This street, for a moment, reminded me of the main Hannam-dong street (in Seoul) where I live. Hannam-dong is lined with Gingko trees. Omote-sando is lined with Zelkova trees.
And that's where the similarity ends.
Unlike Hannam-dong, where garbage decorates the side of a Chinese restaurant, and cars are parked on the sidewalk competing with pedestrians and puke (eeew!) for space, Omote-sando Dori is alluring, charming and very classy!
Having the same name of a subway station, Omote-sando Dori (dori means street) is full of recognizable shops, restaurants, cars and lots of shoppers!
Stretching from the Harajuku Station up to Aoyama Dori, Omote-Sando Dori is full of cars, buses and bikes!
And as my friends Arlene and Glen, and I walked up and down this street, we passed by flagship shops of some international brands whose buildings were designed by some famous architects. And basing from the incredible prices of the goodies displayed at their shops, those architects must have also been very expensive!
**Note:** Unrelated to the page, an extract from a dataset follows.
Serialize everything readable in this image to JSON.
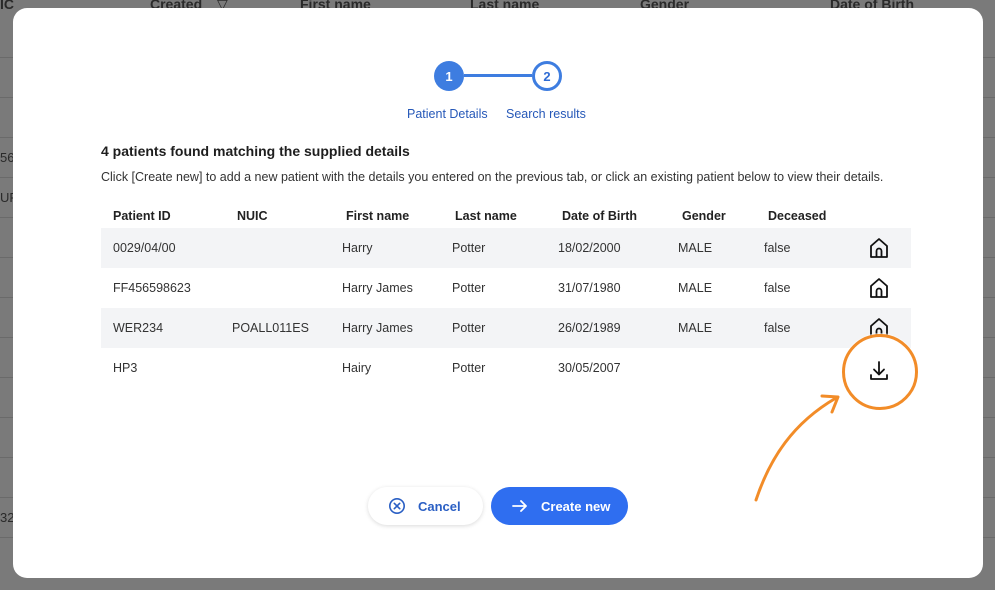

The atmosphere along Omote-sando is different from the that at Harajuku, which is the younger generation's kind of street. Here, it's more of mature-ish crowd.
Omote-sando, which means 'front approach', was built as the front area for the Meiji Shrine situated behind the Harajuku Station.
But seeing lots of worshippers, shoppers and tourists that day, competing for space alongside 100,000 cars and Zelkova trees, Omote-Sando Dori has now become a shrine of its own.